In Defense of Public School Teachers in a Time of Crisis
Posted Apr 26 2010 7:30pm
There has been a long, though declining, tradition in the United States in which public school teaching was embraced as an important public service. It was assumed that teachers provided a crucial foundation for educating young people in the values, skills and knowledge that enabled them to be critical citizens capable of shaping and expanding democratic institutions. Since the 1980s, teachers have been under an unprecedented attack by those forces that view schools less as a public good than as a private right. Seldom accorded the status of intellectuals that they deserved, they remain the most important component in the learning process for students, while serving as a moral compass to gauge how seriously a society invests in its youth and in the future. Yet, teachers are being deskilled, unceremoniously removed from the process of school governance, largely reduced to technicians or subordinated to the authority of security guards. Underlying these transformations are a number of forces eager to privatize schools, substitute vocational training for education and reduce teaching and learning to reductive modes of testing and evaluation.
This is only the first paragraph Maggie on The Freire Project, posted back on April 14, 2010.
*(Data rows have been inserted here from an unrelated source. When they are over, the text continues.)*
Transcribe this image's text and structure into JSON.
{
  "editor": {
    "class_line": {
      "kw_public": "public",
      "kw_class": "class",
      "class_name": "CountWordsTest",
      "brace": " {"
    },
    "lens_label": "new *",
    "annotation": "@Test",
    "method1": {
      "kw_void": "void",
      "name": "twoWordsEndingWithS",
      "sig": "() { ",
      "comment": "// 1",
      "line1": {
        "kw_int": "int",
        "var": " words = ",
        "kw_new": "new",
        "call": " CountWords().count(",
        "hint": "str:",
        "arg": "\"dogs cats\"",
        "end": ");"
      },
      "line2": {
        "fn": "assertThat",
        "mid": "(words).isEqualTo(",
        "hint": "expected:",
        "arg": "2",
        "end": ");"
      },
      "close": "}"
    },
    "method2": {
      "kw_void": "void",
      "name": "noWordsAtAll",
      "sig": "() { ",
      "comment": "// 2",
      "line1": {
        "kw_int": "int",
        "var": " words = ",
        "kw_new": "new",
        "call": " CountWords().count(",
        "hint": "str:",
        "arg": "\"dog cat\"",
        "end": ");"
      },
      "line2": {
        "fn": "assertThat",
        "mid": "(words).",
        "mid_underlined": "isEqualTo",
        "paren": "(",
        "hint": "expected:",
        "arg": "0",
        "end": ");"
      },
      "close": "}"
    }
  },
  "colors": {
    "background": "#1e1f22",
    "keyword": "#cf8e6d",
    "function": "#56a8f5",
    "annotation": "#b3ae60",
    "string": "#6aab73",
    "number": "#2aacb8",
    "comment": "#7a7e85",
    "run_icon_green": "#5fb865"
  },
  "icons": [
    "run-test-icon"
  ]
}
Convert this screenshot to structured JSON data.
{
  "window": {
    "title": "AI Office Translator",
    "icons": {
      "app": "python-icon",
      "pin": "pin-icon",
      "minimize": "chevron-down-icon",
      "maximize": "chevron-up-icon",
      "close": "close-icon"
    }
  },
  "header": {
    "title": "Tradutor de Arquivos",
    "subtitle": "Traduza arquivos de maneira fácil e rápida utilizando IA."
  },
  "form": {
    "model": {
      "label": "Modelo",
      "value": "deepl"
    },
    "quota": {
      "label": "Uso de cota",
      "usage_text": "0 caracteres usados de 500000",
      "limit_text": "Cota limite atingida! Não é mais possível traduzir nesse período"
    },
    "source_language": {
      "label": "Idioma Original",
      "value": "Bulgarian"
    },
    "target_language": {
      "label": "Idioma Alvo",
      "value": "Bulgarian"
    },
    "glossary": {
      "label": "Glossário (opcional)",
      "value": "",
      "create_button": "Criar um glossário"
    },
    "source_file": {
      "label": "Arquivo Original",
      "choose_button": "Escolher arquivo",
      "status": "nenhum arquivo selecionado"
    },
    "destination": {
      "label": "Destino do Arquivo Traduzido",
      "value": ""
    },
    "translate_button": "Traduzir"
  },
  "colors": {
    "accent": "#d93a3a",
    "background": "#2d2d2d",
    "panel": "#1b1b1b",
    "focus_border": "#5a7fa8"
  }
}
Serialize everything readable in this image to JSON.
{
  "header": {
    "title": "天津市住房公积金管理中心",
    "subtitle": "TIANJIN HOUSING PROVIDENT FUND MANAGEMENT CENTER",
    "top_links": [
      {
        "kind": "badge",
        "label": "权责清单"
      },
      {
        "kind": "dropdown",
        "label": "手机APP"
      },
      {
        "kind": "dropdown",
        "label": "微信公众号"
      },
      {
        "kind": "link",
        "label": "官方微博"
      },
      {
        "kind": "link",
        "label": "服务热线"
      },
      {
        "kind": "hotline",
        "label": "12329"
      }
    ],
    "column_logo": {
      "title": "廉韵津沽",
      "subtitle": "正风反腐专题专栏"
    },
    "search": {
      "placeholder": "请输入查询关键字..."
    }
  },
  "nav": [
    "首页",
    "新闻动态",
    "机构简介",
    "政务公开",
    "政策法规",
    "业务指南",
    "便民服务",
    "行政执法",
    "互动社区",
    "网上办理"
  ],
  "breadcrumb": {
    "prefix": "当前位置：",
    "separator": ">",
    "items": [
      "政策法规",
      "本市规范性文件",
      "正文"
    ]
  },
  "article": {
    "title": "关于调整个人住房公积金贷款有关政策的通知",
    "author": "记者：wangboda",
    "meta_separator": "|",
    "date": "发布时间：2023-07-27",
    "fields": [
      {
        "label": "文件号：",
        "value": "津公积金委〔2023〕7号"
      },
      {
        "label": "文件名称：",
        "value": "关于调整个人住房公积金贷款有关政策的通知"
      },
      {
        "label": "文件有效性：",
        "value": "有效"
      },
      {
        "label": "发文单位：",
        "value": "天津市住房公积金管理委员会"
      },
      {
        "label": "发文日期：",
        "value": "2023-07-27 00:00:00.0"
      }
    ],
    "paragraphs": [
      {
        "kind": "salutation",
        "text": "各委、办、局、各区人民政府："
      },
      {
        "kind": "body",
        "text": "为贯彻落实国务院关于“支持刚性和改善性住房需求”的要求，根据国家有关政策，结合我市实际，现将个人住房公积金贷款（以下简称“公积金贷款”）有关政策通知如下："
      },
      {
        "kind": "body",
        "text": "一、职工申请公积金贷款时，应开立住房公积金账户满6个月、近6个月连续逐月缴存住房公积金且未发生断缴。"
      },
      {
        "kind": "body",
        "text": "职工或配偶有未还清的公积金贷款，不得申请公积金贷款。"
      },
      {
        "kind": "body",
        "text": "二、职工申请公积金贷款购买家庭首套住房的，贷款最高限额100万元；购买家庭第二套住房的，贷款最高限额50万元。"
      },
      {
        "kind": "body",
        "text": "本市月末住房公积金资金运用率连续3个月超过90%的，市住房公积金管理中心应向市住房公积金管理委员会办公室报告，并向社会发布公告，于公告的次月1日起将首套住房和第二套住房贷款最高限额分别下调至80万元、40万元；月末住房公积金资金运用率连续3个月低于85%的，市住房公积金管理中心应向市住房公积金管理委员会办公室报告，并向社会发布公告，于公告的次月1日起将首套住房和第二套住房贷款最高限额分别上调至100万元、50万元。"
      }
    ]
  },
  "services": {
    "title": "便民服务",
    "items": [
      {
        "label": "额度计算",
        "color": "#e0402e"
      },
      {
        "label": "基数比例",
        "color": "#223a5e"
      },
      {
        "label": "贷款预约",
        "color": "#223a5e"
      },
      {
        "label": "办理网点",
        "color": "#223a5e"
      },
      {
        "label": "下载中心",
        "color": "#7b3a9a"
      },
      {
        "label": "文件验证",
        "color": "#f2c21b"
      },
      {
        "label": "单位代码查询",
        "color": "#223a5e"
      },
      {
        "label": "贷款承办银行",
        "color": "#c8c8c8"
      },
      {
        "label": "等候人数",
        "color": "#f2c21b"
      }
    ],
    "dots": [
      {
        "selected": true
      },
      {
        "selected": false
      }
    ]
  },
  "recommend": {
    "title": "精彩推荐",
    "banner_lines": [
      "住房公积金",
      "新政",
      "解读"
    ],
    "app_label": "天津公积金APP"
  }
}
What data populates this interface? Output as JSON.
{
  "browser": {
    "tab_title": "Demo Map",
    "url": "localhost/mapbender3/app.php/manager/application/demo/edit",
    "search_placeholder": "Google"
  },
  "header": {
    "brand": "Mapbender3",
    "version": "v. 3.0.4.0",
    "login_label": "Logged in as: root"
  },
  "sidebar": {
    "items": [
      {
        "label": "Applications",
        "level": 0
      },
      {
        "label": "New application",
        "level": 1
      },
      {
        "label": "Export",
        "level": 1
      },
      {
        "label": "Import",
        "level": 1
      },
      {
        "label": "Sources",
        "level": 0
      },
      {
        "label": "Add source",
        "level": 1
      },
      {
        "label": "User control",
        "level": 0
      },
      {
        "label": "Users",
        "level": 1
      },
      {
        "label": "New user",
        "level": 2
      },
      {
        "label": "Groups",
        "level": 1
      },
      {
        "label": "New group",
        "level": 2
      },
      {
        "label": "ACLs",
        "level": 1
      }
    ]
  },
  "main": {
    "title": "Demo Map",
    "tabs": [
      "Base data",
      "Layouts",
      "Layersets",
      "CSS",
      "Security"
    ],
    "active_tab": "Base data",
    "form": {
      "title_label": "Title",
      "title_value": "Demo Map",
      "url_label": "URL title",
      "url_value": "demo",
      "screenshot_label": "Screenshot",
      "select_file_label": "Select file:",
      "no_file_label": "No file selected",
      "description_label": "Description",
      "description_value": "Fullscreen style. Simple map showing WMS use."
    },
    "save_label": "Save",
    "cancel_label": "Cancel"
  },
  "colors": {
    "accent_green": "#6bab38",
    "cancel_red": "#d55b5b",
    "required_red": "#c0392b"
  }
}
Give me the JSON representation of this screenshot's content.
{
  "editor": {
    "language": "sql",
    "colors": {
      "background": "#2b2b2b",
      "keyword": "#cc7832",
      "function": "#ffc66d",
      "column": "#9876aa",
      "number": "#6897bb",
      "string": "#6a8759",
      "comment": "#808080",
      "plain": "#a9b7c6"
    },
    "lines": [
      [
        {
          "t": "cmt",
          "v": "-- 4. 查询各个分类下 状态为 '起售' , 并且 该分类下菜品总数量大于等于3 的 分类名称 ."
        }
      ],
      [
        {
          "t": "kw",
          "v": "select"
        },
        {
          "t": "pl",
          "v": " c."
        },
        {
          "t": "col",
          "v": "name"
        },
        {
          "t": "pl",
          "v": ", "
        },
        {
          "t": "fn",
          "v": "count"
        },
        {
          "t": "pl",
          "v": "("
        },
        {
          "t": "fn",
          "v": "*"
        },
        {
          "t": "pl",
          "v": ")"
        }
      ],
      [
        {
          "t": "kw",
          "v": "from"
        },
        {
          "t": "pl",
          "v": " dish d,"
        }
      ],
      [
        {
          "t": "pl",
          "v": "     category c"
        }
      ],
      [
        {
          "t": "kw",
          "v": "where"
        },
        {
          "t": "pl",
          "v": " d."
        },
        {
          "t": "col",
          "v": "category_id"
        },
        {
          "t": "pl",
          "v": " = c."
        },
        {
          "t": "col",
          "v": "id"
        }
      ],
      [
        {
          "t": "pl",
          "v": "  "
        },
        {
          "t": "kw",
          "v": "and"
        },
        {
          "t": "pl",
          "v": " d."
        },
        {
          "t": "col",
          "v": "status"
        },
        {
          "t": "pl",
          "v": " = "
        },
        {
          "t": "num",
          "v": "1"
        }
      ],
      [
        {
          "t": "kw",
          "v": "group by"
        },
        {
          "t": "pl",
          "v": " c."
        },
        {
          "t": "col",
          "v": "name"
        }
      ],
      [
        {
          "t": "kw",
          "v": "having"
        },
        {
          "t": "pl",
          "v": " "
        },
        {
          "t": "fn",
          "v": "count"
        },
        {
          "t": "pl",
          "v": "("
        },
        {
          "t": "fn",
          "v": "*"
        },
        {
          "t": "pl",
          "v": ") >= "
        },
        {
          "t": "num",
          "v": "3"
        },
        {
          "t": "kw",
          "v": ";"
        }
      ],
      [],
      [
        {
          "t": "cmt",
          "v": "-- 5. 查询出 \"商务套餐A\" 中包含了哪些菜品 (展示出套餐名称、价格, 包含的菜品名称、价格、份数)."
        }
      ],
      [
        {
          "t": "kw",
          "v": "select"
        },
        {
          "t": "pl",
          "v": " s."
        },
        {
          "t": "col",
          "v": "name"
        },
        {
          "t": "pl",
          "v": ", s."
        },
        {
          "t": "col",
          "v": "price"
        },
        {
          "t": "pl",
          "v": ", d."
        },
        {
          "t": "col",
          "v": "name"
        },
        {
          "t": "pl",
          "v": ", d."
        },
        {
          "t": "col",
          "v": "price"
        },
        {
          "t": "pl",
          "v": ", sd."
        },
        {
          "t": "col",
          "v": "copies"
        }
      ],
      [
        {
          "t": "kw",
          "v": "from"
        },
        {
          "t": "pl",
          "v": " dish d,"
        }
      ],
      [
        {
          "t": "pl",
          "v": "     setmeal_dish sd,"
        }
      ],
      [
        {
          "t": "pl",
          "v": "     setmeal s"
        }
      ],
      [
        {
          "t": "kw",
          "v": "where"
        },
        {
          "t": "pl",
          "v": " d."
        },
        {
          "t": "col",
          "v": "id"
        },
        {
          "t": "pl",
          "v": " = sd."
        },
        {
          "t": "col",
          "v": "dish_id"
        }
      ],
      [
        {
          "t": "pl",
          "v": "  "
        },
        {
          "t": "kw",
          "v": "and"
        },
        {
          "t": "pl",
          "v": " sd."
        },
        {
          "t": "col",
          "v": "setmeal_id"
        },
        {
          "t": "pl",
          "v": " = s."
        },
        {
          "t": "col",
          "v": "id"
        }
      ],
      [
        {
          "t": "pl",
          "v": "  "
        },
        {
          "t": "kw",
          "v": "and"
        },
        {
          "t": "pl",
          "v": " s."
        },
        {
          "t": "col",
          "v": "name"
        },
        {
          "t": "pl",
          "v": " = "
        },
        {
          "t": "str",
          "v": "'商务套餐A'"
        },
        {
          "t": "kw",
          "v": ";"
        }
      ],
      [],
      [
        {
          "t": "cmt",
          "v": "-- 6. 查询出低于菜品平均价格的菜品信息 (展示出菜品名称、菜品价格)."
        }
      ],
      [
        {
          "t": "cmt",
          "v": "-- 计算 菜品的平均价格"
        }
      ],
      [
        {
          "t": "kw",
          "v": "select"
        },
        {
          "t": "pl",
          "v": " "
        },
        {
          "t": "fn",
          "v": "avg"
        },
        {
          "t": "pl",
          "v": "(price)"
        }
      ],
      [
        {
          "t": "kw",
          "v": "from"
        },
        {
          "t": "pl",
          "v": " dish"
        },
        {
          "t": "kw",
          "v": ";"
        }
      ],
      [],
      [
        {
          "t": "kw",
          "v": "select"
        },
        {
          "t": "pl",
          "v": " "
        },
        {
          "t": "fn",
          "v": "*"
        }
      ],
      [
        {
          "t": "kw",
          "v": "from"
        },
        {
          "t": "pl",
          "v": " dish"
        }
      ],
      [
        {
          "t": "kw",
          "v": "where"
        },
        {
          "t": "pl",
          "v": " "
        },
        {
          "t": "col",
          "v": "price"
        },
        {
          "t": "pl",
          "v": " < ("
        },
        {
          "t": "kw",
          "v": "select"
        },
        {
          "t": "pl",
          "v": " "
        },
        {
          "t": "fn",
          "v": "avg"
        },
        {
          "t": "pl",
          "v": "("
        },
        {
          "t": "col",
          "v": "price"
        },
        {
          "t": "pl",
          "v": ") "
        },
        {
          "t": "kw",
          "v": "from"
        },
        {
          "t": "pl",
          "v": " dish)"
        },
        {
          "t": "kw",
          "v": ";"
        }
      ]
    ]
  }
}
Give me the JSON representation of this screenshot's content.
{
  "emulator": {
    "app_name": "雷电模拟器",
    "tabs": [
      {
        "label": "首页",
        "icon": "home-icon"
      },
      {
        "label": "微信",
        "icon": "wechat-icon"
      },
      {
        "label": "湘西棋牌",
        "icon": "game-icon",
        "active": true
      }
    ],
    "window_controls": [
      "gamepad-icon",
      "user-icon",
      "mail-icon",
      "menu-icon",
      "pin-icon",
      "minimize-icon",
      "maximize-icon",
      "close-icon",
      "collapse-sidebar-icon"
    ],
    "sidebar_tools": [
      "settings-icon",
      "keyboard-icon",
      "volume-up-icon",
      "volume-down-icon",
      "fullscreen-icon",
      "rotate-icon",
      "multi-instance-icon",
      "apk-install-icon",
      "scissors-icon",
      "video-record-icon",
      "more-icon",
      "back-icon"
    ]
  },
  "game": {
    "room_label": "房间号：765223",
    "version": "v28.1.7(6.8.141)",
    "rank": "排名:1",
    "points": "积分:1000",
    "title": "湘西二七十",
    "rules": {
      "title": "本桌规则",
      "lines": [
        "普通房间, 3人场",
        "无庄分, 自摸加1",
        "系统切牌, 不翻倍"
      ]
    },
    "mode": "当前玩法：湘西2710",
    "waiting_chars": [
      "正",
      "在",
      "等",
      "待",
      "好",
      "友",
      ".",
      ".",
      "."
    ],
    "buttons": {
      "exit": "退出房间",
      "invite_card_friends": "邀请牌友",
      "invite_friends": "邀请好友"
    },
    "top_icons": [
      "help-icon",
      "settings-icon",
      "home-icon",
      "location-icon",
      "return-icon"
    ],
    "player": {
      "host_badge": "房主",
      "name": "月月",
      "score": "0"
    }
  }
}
If you want to receive my future posts regularly for FREE, please subscribe in a reader or by e-mail. Follow me on Twitter. For other concerns, Contact Me at anytime.